that UCLA’s Institute of the Environment and Sustainability and the Center for Climate Change released last year and which was so important to helping Eric Garcetti develop his environmental agenda during the campaign. You will see 10 goal areas and hundreds of new and existing initiatives.
That ranges from how are we going to improve air quality, how are we going to grow green jobs, how are we going to reduce our dependence on fossil fuels, how are we going to ensure more of our water is locally sourced than imported. It also talks about how we are can simultaneously clean up and promote economic development in some of the most polluted and impacted communities in Los Angeles.

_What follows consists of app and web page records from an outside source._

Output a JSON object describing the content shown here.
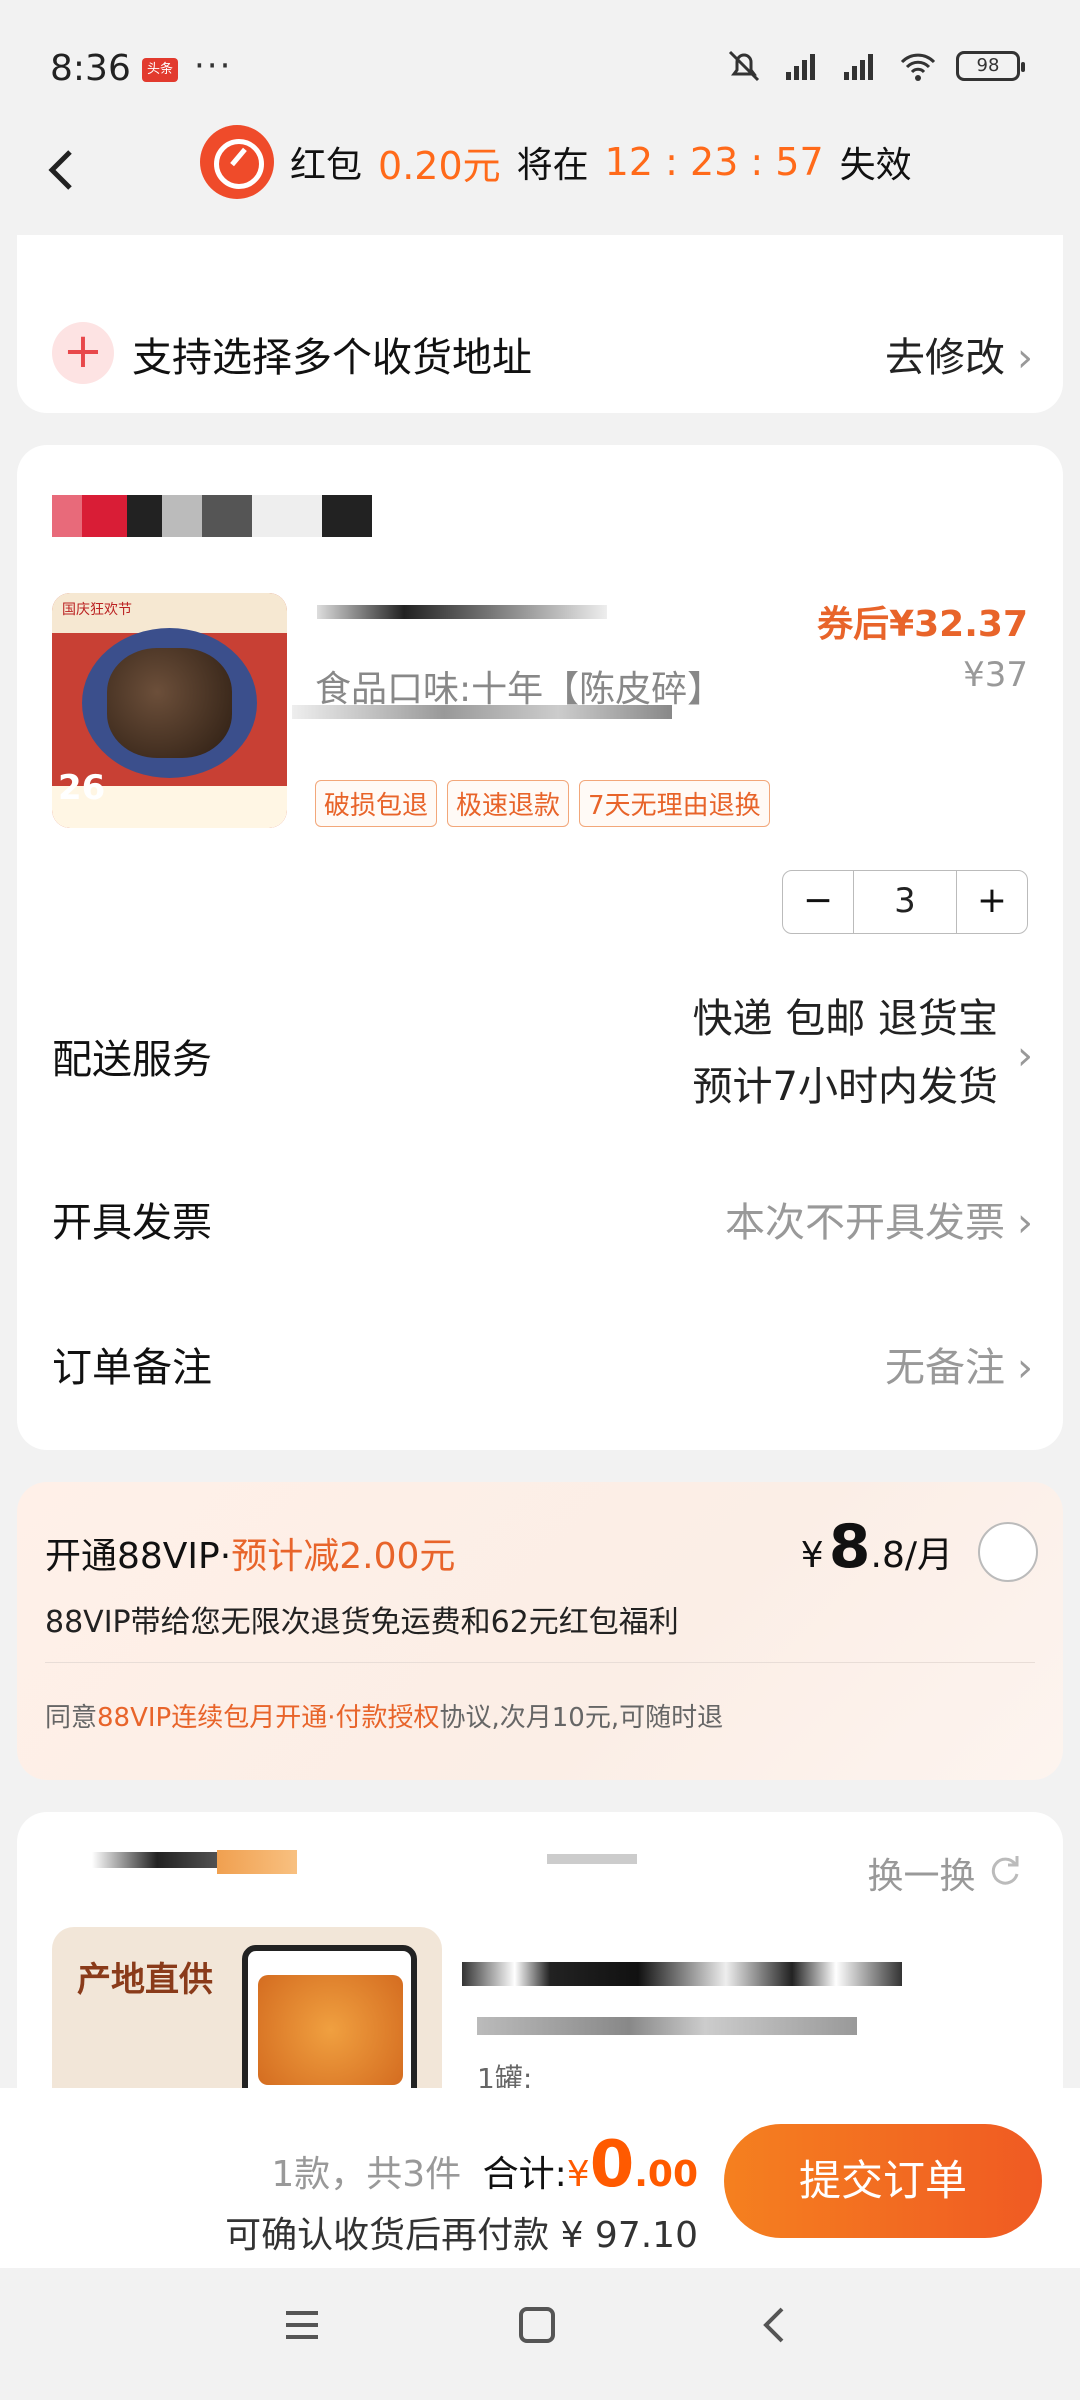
{
  "status_bar": {
    "time": "8:36",
    "app_badge": "头条",
    "dots": "···",
    "battery": "98"
  },
  "header": {
    "hongbao_label": "红包",
    "amount": "0.20元",
    "will_text": "将在",
    "countdown": "12 : 23 : 57",
    "expire_text": "失效"
  },
  "address": {
    "multi_label": "支持选择多个收货地址",
    "modify_label": "去修改"
  },
  "product": {
    "variant": "食品口味:十年【陈皮碎】",
    "coupon_price": "券后¥32.37",
    "original_price": "¥37",
    "thumb_tag": "国庆狂欢节",
    "thumb_num": "26",
    "tags": [
      "破损包退",
      "极速退款",
      "7天无理由退换"
    ],
    "quantity": "3"
  },
  "rows": {
    "delivery_label": "配送服务",
    "delivery_line1": "快递 包邮 退货宝",
    "delivery_line2": "预计7小时内发货",
    "invoice_label": "开具发票",
    "invoice_value": "本次不开具发票",
    "note_label": "订单备注",
    "note_value": "无备注"
  },
  "vip": {
    "title": "开通88VIP·",
    "save": "预计减2.00元",
    "yen": "¥",
    "price_int": "8",
    "price_dec": ".8",
    "per_month": "/月",
    "desc": "88VIP带给您无限次退货免运费和62元红包福利",
    "agree_pre": "同意",
    "agree_link": "88VIP连续包月开通·付款授权",
    "agree_post": "协议,次月10元,可随时退"
  },
  "recommend": {
    "refresh": "换一换",
    "thumb_text": "产地直供",
    "qty_label": "1罐:"
  },
  "bottom": {
    "count": "1款，共3件",
    "total_label": "合计:",
    "total_yen": "¥",
    "total_int": "0",
    "total_dec": ".00",
    "pay_later": "可确认收货后再付款 ¥ 97.10",
    "submit": "提交订单"
  }
}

That plan, other "gold standard" plans from places like New York City and Philadelphia, and national frameworks like the STAR Community Index are going to serve as the raw material for us to create an implementable plan for L.A.
Two things that I know already will be emphasized are rapidly growing the amount of in-basin solar installations and figuring out how not just to clean storm water and clean wastewater, but how to start re-using it.

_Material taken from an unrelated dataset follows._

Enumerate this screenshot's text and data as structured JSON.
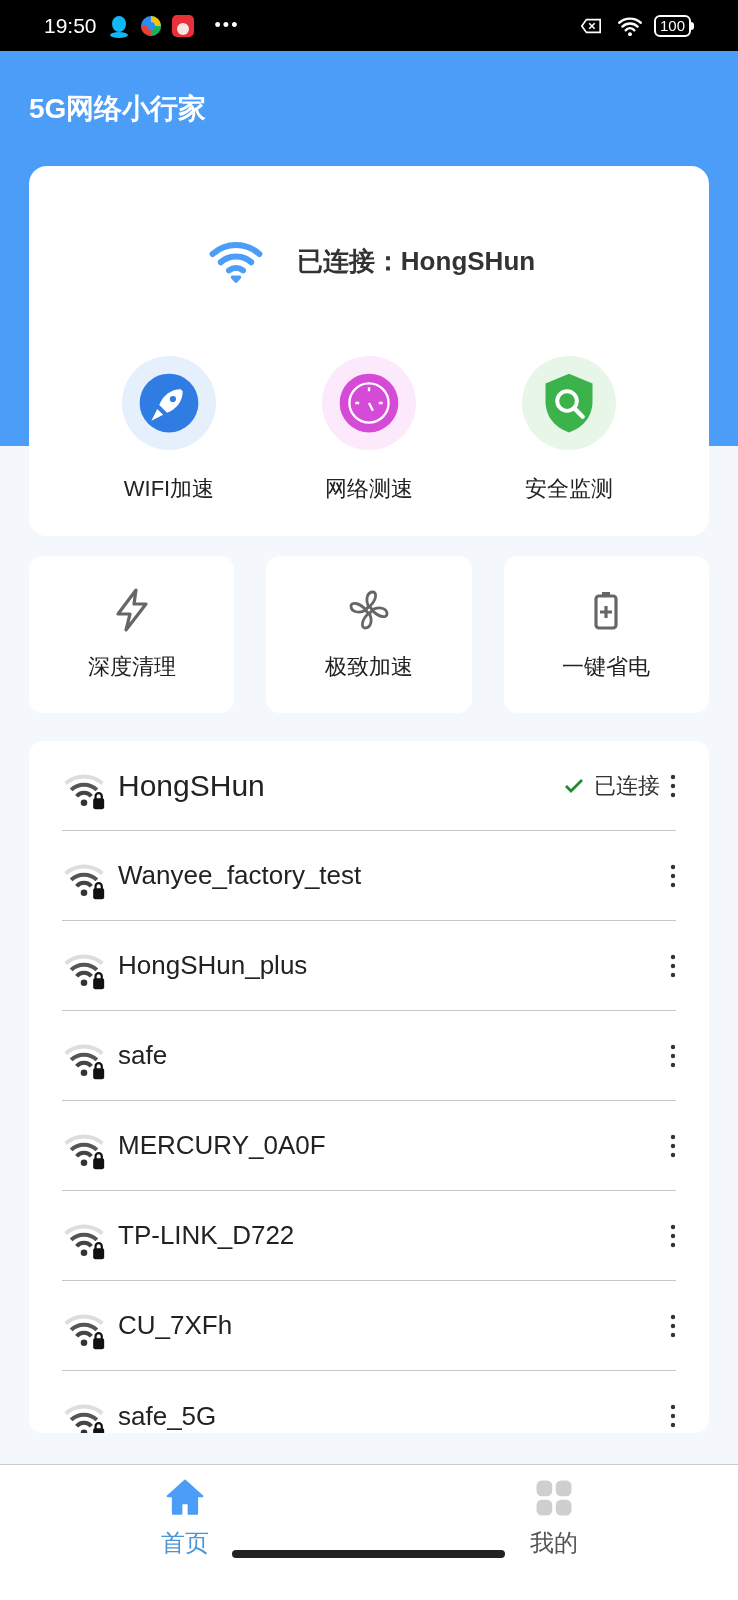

How does L.A. compare with other cities around the country (or the world) in thinking about the future in this way?
We’re in an interesting position in L.A. In the first part of last decade — the end of the Hahn administration and in the beginning of Villaraigosa administration — we were leaders. And we were setting the pace for other cities in terms of counting our greenhouse gas emissions, of putting in place one of the first big city climate action plans, of passing what was, at the time, the most progressive public sector green building ordinance followed by the most progressive green building ordinance for private sector development. There was a lot of momentum.

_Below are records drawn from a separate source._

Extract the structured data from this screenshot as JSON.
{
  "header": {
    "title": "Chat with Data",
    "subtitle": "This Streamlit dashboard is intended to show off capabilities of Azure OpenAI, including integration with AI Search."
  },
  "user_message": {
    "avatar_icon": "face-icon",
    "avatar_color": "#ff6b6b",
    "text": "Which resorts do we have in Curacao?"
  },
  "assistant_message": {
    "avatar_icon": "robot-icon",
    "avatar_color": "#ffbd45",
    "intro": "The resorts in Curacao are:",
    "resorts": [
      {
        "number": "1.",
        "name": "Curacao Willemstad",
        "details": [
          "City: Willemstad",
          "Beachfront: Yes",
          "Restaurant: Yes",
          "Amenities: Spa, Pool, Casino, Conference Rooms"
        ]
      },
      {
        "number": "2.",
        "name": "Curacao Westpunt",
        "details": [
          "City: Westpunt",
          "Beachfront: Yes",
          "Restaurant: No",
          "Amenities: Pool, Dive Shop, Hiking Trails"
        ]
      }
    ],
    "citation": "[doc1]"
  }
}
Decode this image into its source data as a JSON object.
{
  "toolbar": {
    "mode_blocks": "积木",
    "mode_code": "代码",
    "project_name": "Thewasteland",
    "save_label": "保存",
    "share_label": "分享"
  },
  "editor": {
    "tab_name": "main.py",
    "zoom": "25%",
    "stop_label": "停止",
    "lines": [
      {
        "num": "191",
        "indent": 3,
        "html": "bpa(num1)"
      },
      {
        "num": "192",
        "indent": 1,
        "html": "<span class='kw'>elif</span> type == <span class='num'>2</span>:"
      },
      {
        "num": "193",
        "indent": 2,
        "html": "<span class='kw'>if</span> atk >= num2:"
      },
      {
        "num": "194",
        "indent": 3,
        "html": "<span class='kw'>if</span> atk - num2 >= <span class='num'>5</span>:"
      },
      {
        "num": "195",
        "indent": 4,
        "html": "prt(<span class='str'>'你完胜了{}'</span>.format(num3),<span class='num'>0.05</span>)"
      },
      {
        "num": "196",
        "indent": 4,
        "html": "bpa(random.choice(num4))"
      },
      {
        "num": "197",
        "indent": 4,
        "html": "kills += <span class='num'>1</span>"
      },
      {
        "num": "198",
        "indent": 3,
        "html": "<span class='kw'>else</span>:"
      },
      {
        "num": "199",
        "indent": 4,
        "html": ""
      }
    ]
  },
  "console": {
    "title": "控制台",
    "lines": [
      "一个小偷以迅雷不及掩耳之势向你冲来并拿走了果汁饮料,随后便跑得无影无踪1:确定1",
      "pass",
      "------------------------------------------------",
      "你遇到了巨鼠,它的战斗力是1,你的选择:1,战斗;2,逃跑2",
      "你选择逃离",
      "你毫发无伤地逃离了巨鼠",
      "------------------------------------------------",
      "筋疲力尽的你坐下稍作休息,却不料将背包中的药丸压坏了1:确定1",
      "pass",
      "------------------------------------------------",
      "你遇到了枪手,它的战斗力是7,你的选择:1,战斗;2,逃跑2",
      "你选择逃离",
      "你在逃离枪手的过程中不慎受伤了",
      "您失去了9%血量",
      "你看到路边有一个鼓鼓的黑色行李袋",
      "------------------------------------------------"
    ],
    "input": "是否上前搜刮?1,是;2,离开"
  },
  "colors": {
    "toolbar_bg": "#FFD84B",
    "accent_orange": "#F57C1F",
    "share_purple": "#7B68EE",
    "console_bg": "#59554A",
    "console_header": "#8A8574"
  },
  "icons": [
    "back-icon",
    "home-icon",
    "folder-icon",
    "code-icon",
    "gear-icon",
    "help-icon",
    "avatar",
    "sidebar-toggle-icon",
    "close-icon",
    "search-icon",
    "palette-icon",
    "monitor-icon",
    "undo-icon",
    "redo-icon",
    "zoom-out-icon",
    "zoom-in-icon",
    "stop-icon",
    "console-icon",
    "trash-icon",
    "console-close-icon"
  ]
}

Since then, though some initiatives have continued, we’ve lost some of the leadership position that we used to have. And there was the Great Recession, which decimated the city budget and forced a refocus on other areas. And part of it was that other cities looked at what L.A. did and wanted to leapfrog us. That’s just the nature of both the competition and cooperation among cities. Now we want to get out ahead again.
One of the great things I think about as I go into this new job is that we want to get out ahead again, but there is now so much to learn from other cities around the state, and the country and the world about what leadership looks like. Yes, there is competition, but a lot of collaboration and cooperation as well. I have got friends and colleagues all over the country and on my first day I’m going to start calling and asking – how do you do this, what were the pitfalls, what didn’t you accomplish that we should take a run at?
One of the nice things about the sustainability world is that people are acting locally but they have a national and global vision so they’re open to sharing in any way.
How did the teaching and research you participated in at UCLA Luskin and the Institute of the Environment and Sustainability help contribute to your thinking about this problem?
A: The teaching that I’ve done with my colleague Walker Wells for the past six years at UCLA has helped us figure out how to boil down a lot of very complicated and complex issues — technical, philosophical, political — into manageable chunks. We’ve had to really figure out how to turn each one of those classes into, essentially, a briefing on key urban environmental design issues. So it’s been really helpful for us in terms of figuring out how to focus and bring people along on a number of subjects.
The other thing to note is that colleagues at Luskin and IoES are also doing groundbreaking work in their own fields and just having them around and being able to call on those folks for their expertise has been really important, not in the teaching part of it, but in terms of the kind of intellectual rigor we bring to our professional lives.